Tagovailoa, after being benched for the second time this season, seems like he did not take the demotion during the Raiders game to heart. His maturity has been praised by teammates and coaches during his rookie season.

“With our whole quarterback situation, I think Flo’ does a good job in communicating with me, Fitz, as well as our coordinator and our quarterback coach, and kind of seeing ‘hey, are you in a groove?’ Or ‘what can we do better?’ And if not — it’s always communicated,” Tagovailoa said.

“There’s really good communication between all of us. … He has the best interests for the whole team.”

Still, the Dolphins offense looks considerably different with Fitzpatrick at quarterback than Tagovailoa.

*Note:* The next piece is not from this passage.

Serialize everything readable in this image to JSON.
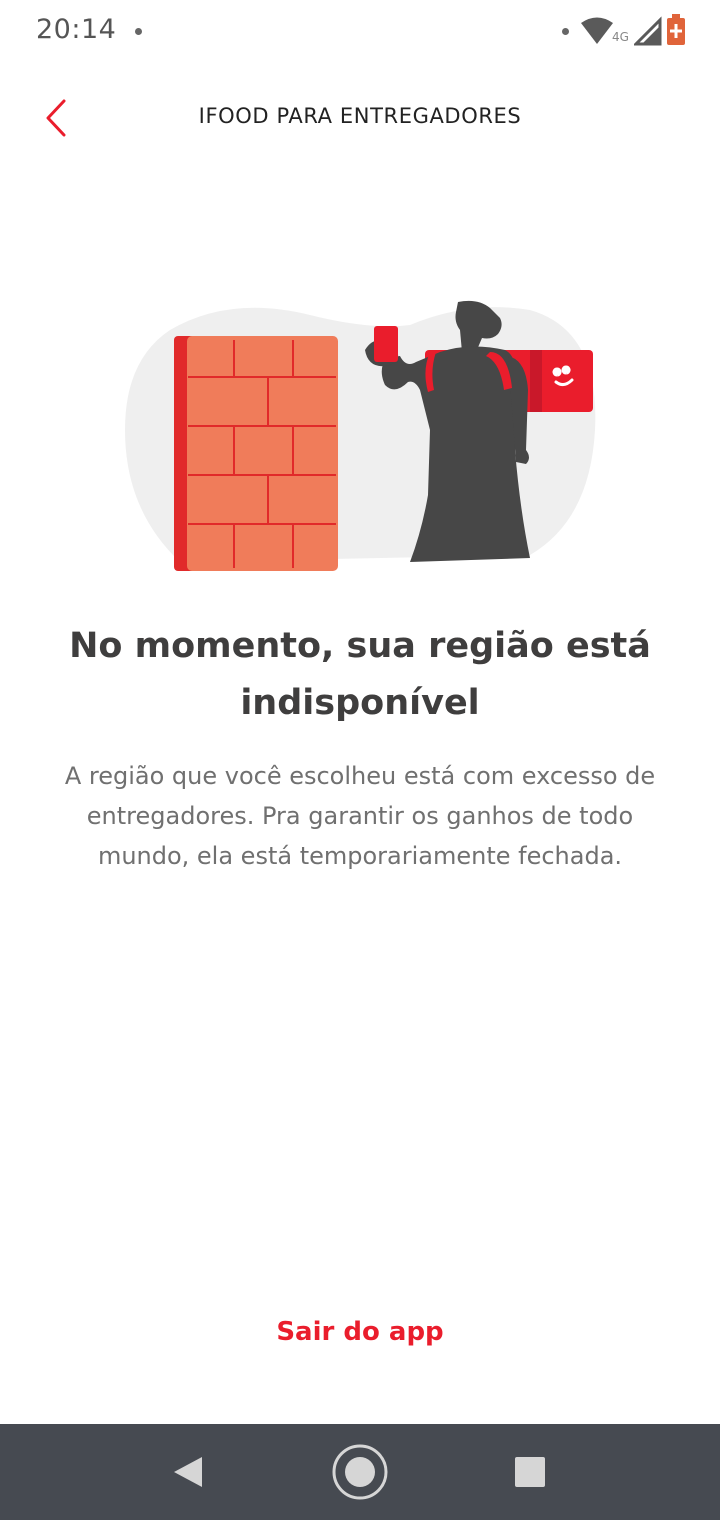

Fitzpatrick’s veteran savvy, comfort with playing alongside tight end Mike Gesicki and receiver Isaiah Ford for the second straight season and his willingness to stretch the field are apparent.

Tagovailoa is still getting used to playing with his teammates like Gesicki and Ford, rookie receiver Lynn Bowden Jr. and veteran receiver Mack Hollins.

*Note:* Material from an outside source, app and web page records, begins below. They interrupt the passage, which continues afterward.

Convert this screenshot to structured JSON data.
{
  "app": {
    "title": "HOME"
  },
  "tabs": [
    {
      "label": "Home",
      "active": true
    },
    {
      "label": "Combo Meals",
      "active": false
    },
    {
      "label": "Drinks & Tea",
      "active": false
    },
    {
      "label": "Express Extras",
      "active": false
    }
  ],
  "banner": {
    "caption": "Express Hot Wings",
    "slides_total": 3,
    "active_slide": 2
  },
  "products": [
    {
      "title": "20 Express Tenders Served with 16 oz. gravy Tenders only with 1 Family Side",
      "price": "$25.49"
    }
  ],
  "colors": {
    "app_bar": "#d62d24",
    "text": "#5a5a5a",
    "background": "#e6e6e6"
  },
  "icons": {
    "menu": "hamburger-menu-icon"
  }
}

Others like leading receiver DeVante Parker will look to return from a two-game absence due to a hamstring injury, while receivers Jakeem Grant (ankle) and Preston Williams (foot) will not play in Buffalo.

And the injuries have affected how Tagovailoa approaches the run-pass-offense scheme he wants to play with to be successful.

“You get the ball in the hands of our playmakers and you let them make plays. I would say that’s how you do it. That’s one way,” Tagovailoa said.

“Other ways are also just pushing the ball downfield. And I would say that’s what I need to do a better job with, especially this past game and games prior.”

Tagovailoa ultimately knows blame for the Dolphins’ offensive setbacks will fall on his performance more than other factors contributing to the cause.

And if those woes continue against Buffalo and prevent the Dolphins from reaching the postseason, the outside noise surrounding him and his future will only grow louder before his second NFL season.

“I think at the end of the day, it comes down to our 11 guys to their 11 guys. It’s football,” Tagovailoa said.

“You do know there’s a lot at stake. It goes back to what I’ve said before. You have to go out there and perform this is crunch time. Now is not the time to be making mistakes and all these things. You have to zero in on what to do to help the team be successful and get a win.”